▶ _Directions for this task_
When the string "detected" is part of a line in the data below, report the whole line.

--- Data listing Enclosed Below ---

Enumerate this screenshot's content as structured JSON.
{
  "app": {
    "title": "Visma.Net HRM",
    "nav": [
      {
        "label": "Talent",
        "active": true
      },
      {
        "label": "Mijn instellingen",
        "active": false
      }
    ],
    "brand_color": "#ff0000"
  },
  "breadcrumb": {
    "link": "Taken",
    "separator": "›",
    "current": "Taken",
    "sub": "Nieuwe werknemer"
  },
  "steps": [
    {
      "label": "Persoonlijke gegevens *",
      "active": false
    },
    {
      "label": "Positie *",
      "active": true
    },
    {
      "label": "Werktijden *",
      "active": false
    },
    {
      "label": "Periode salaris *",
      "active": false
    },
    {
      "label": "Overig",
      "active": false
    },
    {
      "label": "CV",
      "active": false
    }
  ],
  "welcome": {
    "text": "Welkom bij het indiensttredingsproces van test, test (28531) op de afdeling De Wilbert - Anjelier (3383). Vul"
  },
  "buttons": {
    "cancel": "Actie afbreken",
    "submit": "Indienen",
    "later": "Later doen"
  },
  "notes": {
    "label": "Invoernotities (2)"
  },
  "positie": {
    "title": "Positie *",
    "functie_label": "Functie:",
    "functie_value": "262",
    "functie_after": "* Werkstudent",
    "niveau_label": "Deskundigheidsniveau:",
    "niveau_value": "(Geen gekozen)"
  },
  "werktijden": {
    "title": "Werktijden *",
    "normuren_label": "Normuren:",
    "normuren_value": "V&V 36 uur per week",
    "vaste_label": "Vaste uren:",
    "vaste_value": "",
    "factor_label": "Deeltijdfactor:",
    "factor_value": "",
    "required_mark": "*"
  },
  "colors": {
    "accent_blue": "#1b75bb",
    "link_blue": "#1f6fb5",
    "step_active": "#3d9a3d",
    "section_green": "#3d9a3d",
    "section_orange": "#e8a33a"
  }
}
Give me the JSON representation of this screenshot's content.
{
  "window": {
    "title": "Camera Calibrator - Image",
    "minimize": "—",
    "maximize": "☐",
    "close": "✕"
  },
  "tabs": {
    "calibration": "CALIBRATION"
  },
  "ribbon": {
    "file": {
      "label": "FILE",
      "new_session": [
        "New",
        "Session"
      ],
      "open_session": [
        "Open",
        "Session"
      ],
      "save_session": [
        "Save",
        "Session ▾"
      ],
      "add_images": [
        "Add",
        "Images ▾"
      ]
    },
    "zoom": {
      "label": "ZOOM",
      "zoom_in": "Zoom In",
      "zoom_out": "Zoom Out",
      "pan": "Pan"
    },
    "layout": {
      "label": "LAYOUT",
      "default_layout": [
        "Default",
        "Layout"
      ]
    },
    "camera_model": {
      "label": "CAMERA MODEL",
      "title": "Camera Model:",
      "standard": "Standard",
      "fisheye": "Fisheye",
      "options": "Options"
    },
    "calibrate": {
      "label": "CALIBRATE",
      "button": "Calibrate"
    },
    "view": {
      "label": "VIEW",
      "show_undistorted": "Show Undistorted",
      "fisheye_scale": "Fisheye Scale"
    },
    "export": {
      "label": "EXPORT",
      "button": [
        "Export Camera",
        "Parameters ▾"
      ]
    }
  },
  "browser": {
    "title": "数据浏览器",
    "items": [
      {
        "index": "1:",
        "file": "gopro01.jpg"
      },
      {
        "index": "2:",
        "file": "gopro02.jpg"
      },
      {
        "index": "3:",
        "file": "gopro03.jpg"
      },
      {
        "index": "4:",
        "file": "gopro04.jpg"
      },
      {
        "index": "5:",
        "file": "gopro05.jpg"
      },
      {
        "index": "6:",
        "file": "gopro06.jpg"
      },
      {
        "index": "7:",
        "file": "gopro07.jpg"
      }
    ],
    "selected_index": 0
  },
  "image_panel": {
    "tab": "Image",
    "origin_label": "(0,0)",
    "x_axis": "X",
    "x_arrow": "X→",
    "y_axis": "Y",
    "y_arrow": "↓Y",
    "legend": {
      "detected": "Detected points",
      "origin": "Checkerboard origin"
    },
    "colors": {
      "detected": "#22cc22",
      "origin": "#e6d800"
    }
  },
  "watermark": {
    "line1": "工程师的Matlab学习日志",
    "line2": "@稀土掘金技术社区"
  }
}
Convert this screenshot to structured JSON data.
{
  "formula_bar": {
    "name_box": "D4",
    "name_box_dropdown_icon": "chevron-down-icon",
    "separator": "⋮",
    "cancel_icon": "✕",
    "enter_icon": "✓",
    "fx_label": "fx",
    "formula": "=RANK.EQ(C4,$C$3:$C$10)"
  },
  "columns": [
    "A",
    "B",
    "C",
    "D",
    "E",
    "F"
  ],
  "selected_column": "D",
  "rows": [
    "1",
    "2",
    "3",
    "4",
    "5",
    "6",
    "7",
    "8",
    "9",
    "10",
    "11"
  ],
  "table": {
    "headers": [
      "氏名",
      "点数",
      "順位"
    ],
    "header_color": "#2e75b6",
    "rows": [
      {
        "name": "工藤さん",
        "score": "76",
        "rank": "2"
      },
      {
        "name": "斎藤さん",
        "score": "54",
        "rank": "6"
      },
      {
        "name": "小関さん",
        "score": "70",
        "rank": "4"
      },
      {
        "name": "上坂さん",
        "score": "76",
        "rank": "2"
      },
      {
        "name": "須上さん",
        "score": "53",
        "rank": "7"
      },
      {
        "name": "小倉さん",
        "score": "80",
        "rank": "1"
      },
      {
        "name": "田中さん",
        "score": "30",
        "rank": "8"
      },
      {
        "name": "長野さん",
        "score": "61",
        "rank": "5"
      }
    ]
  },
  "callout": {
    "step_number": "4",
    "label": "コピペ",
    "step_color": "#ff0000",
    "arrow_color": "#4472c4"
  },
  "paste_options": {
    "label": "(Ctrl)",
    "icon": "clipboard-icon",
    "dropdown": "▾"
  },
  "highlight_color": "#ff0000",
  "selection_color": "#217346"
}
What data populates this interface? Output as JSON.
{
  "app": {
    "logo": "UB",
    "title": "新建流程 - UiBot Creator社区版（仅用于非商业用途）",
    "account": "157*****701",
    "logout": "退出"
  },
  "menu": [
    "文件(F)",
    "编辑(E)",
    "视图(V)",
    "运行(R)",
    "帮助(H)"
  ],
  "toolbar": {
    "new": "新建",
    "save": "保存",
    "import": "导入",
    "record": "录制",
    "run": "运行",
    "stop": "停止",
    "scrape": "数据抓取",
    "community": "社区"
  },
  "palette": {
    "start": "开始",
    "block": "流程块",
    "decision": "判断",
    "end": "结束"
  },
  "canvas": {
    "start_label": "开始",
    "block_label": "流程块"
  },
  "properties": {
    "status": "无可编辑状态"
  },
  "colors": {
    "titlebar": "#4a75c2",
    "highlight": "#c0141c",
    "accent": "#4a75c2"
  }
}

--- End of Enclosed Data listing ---

▶ _Written solution_
      "detected": "Detected points",
      "detected": "#22cc22",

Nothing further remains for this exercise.